Goal of the exercise: Your answer should consist of the lines in the listing that hold "JSON".

Records:
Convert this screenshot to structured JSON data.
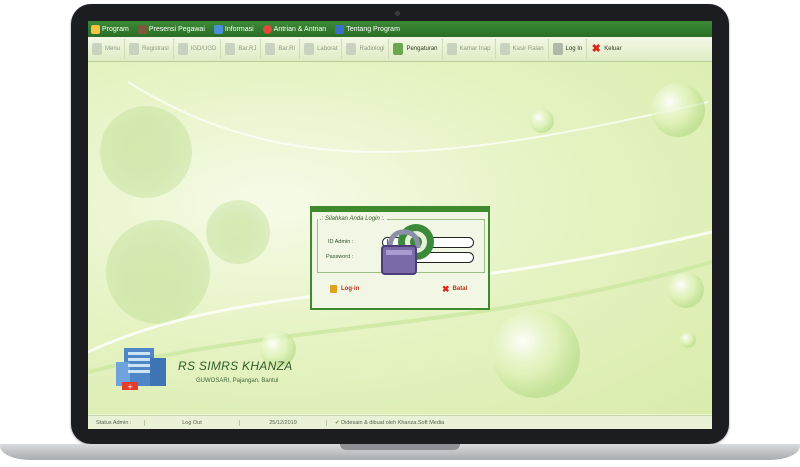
{
  "menubar": {
    "items": [
      {
        "label": "Program",
        "icon": "key-icon"
      },
      {
        "label": "Presensi Pegawai",
        "icon": "person-icon"
      },
      {
        "label": "Informasi",
        "icon": "info-chart-icon"
      },
      {
        "label": "Antrian & Antrian",
        "icon": "lifebuoy-icon"
      },
      {
        "label": "Tentang Program",
        "icon": "book-icon"
      }
    ]
  },
  "toolbar": {
    "items": [
      {
        "label": "Menu",
        "icon": "menu-icon",
        "active": false
      },
      {
        "label": "Registrasi",
        "icon": "register-icon",
        "active": false
      },
      {
        "label": "IGD/UGD",
        "icon": "emergency-icon",
        "active": false
      },
      {
        "label": "Bar.RJ",
        "icon": "outpatient-icon",
        "active": false
      },
      {
        "label": "Bar.RI",
        "icon": "inpatient-icon",
        "active": false
      },
      {
        "label": "Laborat",
        "icon": "lab-icon",
        "active": false
      },
      {
        "label": "Radiologi",
        "icon": "radiology-icon",
        "active": false
      },
      {
        "label": "Pengaturan",
        "icon": "settings-icon",
        "active": true
      },
      {
        "label": "Kamar Inap",
        "icon": "bed-icon",
        "active": false
      },
      {
        "label": "Kasir Ralan",
        "icon": "cashier-icon",
        "active": false
      },
      {
        "label": "Log In",
        "icon": "login-icon",
        "active": true
      },
      {
        "label": "Keluar",
        "icon": "close-icon",
        "active": true
      }
    ]
  },
  "login": {
    "legend": ".: Silahkan Anda Login :.",
    "id_label": "ID Admin :",
    "password_label": "Password :",
    "login_button": "Log-in",
    "cancel_button": "Batal"
  },
  "branding": {
    "name": "RS SIMRS KHANZA",
    "address": "GUWOSARI, Pajangan, Bantul"
  },
  "statusbar": {
    "status": "Status Admin :",
    "logout": "Log Out",
    "date": "25/12/2019",
    "credit": "Didesain & dibuat oleh Khanza.Soft Media"
  },
  "colors": {
    "menubar": "#2f7a2b",
    "accent": "#3e8a2f",
    "background": "#e6f3c4"
  }
}
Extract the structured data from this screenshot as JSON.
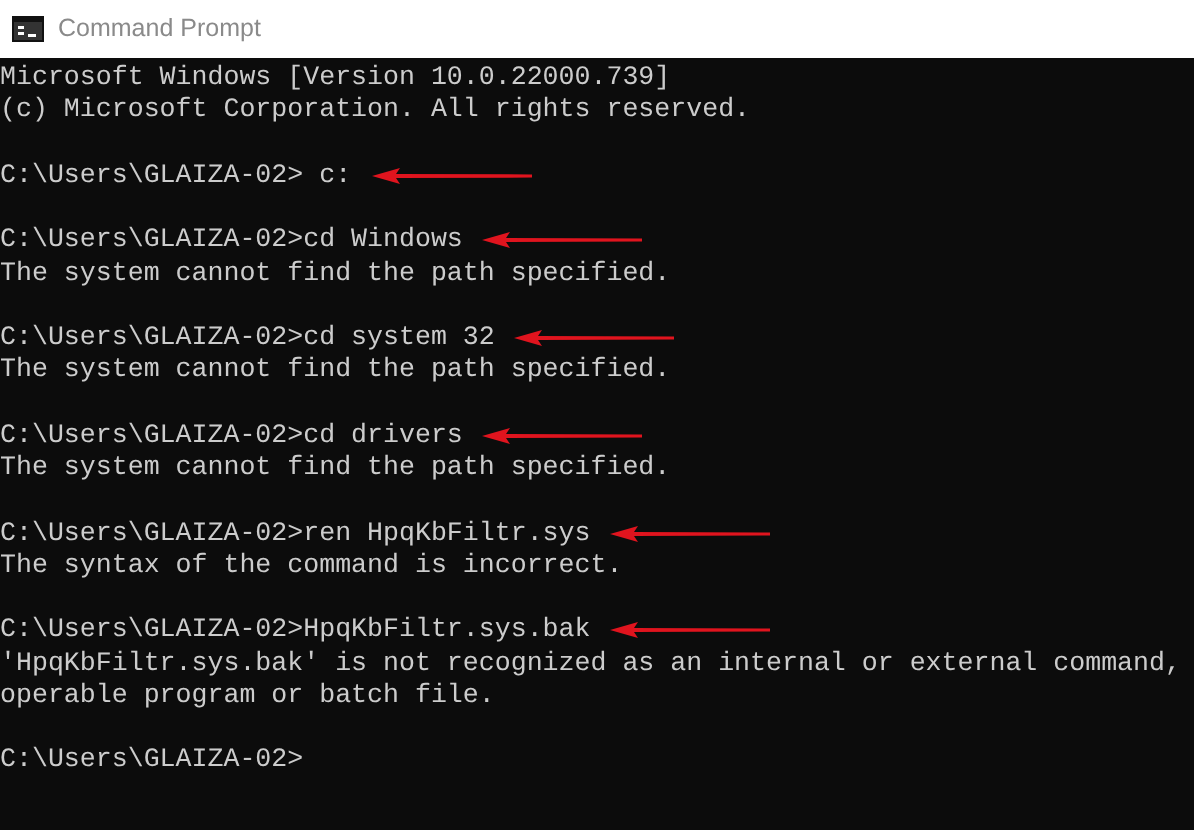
{
  "window": {
    "title": "Command Prompt"
  },
  "console": {
    "lines": [
      {
        "kind": "output",
        "text": "Microsoft Windows [Version 10.0.22000.739]",
        "arrow": false
      },
      {
        "kind": "output",
        "text": "(c) Microsoft Corporation. All rights reserved.",
        "arrow": false
      },
      {
        "kind": "blank"
      },
      {
        "kind": "command",
        "text": "C:\\Users\\GLAIZA-02> c:",
        "arrow": true
      },
      {
        "kind": "blank"
      },
      {
        "kind": "command",
        "text": "C:\\Users\\GLAIZA-02>cd Windows",
        "arrow": true
      },
      {
        "kind": "output",
        "text": "The system cannot find the path specified.",
        "arrow": false
      },
      {
        "kind": "blank"
      },
      {
        "kind": "command",
        "text": "C:\\Users\\GLAIZA-02>cd system 32",
        "arrow": true
      },
      {
        "kind": "output",
        "text": "The system cannot find the path specified.",
        "arrow": false
      },
      {
        "kind": "blank"
      },
      {
        "kind": "command",
        "text": "C:\\Users\\GLAIZA-02>cd drivers",
        "arrow": true
      },
      {
        "kind": "output",
        "text": "The system cannot find the path specified.",
        "arrow": false
      },
      {
        "kind": "blank"
      },
      {
        "kind": "command",
        "text": "C:\\Users\\GLAIZA-02>ren HpqKbFiltr.sys",
        "arrow": true
      },
      {
        "kind": "output",
        "text": "The syntax of the command is incorrect.",
        "arrow": false
      },
      {
        "kind": "blank"
      },
      {
        "kind": "command",
        "text": "C:\\Users\\GLAIZA-02>HpqKbFiltr.sys.bak",
        "arrow": true
      },
      {
        "kind": "output",
        "text": "'HpqKbFiltr.sys.bak' is not recognized as an internal or external command,",
        "arrow": false
      },
      {
        "kind": "output",
        "text": "operable program or batch file.",
        "arrow": false
      },
      {
        "kind": "blank"
      },
      {
        "kind": "command",
        "text": "C:\\Users\\GLAIZA-02>",
        "arrow": false
      }
    ]
  }
}
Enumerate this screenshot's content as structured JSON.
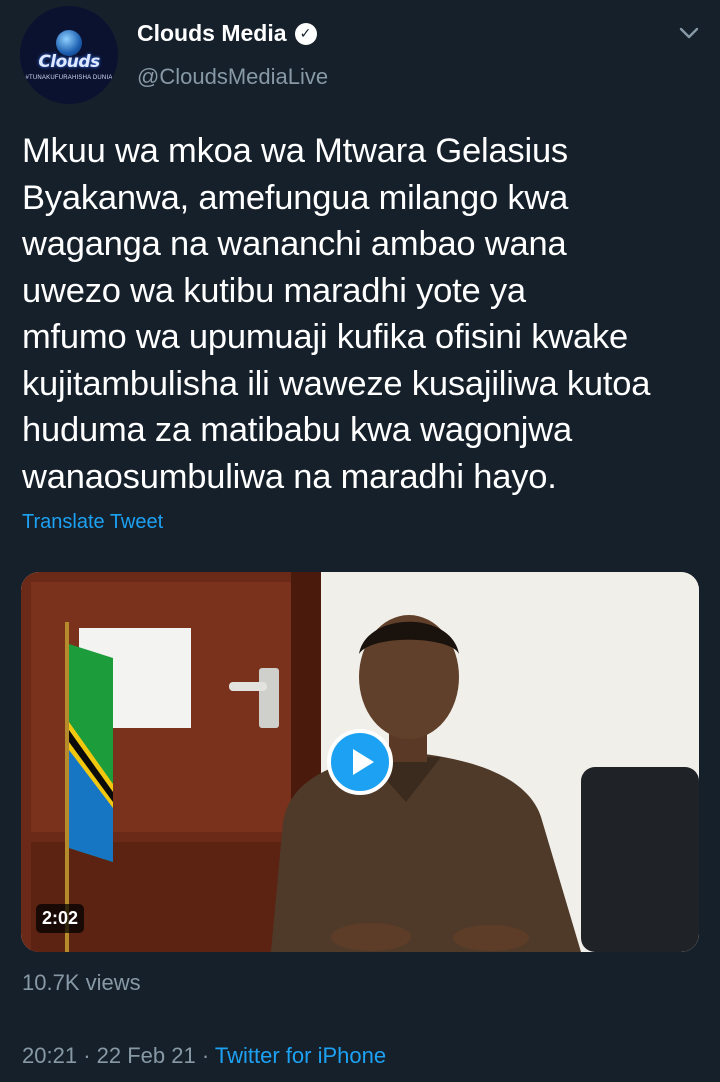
{
  "author": {
    "display_name": "Clouds Media",
    "handle": "@CloudsMediaLive",
    "avatar_logo_text": "Clouds",
    "avatar_tagline": "#TUNAKUFURAHISHA DUNIA"
  },
  "tweet": {
    "lines": [
      "Mkuu wa mkoa wa Mtwara Gelasius",
      "Byakanwa, amefungua milango kwa",
      "waganga na wananchi ambao wana",
      "uwezo wa kutibu maradhi yote ya",
      "mfumo wa upumuaji kufika ofisini kwake",
      "kujitambulisha ili waweze kusajiliwa kutoa",
      "huduma za matibabu kwa wagonjwa",
      "wanaosumbuliwa na maradhi hayo."
    ],
    "translate_label": "Translate Tweet"
  },
  "video": {
    "duration": "2:02",
    "views": "10.7K views"
  },
  "meta": {
    "time": "20:21",
    "date": "22 Feb 21",
    "separator": "·",
    "source": "Twitter for iPhone"
  },
  "colors": {
    "background": "#15202b",
    "accent": "#1da1f2",
    "secondary_text": "#8899a6"
  },
  "icons": [
    "verified-badge-icon",
    "chevron-down-icon",
    "play-icon"
  ]
}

Output for this task:
Convert this screenshot to structured JSON data.
Extract the structured data from this screenshot as JSON.
Enumerate this screenshot's content as structured JSON.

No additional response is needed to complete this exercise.